The conclusion of the article “Just the Facts on Health Care” (“Performance Improvement,” H. James Harrington, March 2006) says that we need an ISO-type standard for health care. I believe that there is such a standard in IWA1 and ISO 9001.

—Bruce Simpson

 

Look at all the facts presented about health care and [Harrington’s] statement that we need an ISO-type standard for quality in health care. I agree that standards are needed. However, health care is unlike the manufacturing industry because health care deals with so many variables. There are standards of care, but one must remember that each person’s body may react differently to the care and treatment provided. Each person must be treated as an individual while still focusing on the standard of care guidelines.

—Lillie Johnson

 

As someone who has gone through the entire process of lead auditor certification to ISO 9001, I don’t ever see the medical field going that way. The paperwork would be 10 times worse than it is now and would only add another layer or two or three to the out-of-control costs that we already can’t live with.

—Paul

 

Back to the Basics

[Praveen Gupta’s online article, “Six Sigma Basics”] makes sense to me (www.qualitydigest.com/sixsigma). If management doesn’t take Six Sigma seriously and enforce its actions throughout its quality systems, then nothing ever gets off the ground. Convince management and you’re going somewhere. But if investments aren’t presented, sold and satisfied by the head honchos, then we can only go as far as they allow us to go.
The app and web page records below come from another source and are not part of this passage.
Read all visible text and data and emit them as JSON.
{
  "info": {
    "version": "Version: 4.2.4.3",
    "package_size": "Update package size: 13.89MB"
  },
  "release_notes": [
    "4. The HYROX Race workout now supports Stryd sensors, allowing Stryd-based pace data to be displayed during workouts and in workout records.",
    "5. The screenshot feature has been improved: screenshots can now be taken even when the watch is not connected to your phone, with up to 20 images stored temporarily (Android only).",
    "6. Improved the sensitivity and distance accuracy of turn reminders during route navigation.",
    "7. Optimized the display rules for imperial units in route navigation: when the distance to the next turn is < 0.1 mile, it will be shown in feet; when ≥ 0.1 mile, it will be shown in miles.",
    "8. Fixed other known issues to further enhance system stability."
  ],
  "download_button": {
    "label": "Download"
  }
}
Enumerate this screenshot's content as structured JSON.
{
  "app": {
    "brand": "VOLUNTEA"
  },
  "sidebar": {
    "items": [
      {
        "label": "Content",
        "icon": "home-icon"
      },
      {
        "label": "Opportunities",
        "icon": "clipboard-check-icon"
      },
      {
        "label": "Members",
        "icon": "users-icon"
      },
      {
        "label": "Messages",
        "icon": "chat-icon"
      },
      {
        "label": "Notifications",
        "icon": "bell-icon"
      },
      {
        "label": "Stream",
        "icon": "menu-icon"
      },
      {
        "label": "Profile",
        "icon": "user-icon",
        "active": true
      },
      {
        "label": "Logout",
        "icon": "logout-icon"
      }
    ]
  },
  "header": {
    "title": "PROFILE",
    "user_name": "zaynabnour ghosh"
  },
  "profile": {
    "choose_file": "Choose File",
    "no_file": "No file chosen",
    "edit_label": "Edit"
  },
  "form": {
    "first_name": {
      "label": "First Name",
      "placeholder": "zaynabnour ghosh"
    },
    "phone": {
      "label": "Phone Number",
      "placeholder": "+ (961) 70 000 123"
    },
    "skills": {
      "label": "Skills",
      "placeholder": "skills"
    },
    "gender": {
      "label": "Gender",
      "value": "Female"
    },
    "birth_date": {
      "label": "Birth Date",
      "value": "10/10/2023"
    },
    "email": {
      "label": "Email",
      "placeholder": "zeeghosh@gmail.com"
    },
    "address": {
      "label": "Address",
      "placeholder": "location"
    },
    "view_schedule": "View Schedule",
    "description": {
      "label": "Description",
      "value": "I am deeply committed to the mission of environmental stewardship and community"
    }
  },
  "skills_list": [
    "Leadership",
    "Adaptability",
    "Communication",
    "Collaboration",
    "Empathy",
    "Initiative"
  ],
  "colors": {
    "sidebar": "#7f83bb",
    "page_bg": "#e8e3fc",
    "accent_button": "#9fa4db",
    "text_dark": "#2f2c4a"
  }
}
—Hattie L. Gilmore

 

You will be unlikely to find companies that will admit to failures after spending the enormous sums necessary for Six Sigma. If you want failures, simply compare Ford, GM and Toyota. The latter is hugely successful, and guess which one is non-Six Sigma?

—Dr. A. D. Burns

 

Saved by Zero

I understand the advantages and flexibility of zero position tolerancing at MMC, but as a manufacturing engineer I feel that a few important issues are being glossed over (“What Works,” James Keith, March 2006).

Zero at MMC tolerancing makes traditional capability analysis difficult because size and location are no longer independent. The tolerance for location varies with size. There are some methods to accomplish this (Paul Jackson at Ford has done excellent work in this area), but these methods are not well-known or understood within the manufacturing community. Tolerance allocation for processes with multiple steps (i.e., t-charting) will be difficult to accomplish as well.

I have no issue with the concept of zero at MMC; it’s a technically correct geometric dimensioning and tolerancing (GD&T) callout to describe product functional requirements, if properly used. As a quality professional and Six Sigma Black Belt, I’m constantly advocating the use of variable data and process control to keep processes on target and reduce variation. The use of zero at MMC makes this a lot more difficult.

—Mitchell D. Komarmy

 

Future Vision

I definitely agree that a future vision of quality is very important (“Quality Curmudgeon,” Scott M. Paton, February 2006). The bad thing about people who work in quality departments is that they believe that their quality system is a good one. They never envision a better way, and this is when the ship starts to sink.

I believe quality has to be enhanced. Teams and quality systems need reorganization to make everyone participate. I see a lot of the same people making the same quality decisions. If everyone speaks his or her mind, a lot could be learned. A company must be a family with 100-percent communication flows and participation to succeed.

—Rose M. González